[Task] Show, from the entries below, every line in which "icon" appears.

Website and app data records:
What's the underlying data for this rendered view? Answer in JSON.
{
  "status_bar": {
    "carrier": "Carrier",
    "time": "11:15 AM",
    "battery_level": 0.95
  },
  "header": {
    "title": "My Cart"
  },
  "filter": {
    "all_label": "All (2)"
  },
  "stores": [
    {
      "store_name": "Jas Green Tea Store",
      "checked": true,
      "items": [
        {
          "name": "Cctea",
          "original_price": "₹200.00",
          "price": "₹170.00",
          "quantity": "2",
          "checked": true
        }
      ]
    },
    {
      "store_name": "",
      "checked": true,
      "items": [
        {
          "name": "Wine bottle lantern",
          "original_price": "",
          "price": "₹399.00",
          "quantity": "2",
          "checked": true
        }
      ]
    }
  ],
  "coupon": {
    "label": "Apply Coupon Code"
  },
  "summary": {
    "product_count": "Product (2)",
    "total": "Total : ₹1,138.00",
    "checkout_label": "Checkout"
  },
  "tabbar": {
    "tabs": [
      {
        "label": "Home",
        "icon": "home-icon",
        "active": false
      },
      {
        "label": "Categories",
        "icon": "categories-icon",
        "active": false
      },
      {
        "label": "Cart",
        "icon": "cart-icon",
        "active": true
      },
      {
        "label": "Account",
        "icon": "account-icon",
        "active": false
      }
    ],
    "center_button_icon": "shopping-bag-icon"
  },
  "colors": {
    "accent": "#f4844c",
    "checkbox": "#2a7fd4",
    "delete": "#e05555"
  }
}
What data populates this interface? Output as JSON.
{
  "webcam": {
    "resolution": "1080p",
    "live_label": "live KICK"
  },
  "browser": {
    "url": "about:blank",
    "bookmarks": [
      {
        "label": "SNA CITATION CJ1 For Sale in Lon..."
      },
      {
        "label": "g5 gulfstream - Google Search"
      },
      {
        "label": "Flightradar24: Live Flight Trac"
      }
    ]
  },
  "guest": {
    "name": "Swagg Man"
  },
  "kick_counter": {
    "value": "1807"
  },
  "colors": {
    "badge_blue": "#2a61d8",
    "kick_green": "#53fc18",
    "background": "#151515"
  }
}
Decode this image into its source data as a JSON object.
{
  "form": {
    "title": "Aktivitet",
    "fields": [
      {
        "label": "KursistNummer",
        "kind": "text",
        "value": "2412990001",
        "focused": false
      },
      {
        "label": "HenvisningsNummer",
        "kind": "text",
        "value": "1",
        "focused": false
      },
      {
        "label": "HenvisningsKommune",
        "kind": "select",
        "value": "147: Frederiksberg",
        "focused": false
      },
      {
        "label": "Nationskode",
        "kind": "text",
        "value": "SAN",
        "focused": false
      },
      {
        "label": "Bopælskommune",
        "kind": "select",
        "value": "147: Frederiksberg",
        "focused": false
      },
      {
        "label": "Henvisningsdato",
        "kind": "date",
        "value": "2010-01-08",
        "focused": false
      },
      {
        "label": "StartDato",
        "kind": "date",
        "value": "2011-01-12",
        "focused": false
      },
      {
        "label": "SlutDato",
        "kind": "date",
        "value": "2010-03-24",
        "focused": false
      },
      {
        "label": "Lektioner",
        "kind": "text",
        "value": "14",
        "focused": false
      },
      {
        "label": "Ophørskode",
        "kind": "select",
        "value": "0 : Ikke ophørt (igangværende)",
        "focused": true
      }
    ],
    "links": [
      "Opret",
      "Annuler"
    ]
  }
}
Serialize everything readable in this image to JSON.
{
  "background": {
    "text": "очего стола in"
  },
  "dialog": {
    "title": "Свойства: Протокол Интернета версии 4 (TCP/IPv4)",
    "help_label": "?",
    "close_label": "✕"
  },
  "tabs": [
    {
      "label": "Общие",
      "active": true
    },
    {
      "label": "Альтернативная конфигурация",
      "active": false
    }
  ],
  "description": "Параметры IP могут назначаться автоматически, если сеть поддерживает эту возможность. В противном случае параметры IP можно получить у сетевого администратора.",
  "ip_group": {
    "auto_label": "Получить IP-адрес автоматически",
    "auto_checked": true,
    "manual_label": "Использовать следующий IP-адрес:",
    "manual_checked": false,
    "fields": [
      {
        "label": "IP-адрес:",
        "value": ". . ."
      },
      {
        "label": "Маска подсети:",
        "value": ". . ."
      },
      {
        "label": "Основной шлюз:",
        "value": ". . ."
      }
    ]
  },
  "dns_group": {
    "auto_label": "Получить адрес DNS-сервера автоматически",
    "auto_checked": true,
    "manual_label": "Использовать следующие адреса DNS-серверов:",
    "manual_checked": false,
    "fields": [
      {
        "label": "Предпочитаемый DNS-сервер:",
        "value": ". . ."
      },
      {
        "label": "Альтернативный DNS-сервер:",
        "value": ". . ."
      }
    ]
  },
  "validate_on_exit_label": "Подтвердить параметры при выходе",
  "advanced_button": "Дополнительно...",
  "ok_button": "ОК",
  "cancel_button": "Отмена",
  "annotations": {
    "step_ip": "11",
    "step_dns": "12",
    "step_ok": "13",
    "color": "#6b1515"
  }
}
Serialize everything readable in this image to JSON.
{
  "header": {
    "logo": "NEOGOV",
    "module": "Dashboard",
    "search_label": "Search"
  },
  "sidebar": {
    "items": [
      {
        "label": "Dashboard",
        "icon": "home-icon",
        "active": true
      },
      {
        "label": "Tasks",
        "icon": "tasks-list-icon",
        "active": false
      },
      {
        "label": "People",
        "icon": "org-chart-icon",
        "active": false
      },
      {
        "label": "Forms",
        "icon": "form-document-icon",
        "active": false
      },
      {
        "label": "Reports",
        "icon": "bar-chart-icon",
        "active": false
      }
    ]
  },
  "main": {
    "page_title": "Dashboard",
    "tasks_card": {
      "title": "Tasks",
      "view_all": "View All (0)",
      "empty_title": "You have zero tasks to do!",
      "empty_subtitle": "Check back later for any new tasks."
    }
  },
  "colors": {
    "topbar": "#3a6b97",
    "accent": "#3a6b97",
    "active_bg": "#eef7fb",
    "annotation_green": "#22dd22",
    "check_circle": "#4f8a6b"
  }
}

[Result below]
        "icon": "home-icon",
        "icon": "categories-icon",
        "icon": "cart-icon",
        "icon": "account-icon",
    "center_button_icon": "shopping-bag-icon"
        "icon": "home-icon",
        "icon": "tasks-list-icon",
        "icon": "org-chart-icon",
        "icon": "form-document-icon",
        "icon": "bar-chart-icon",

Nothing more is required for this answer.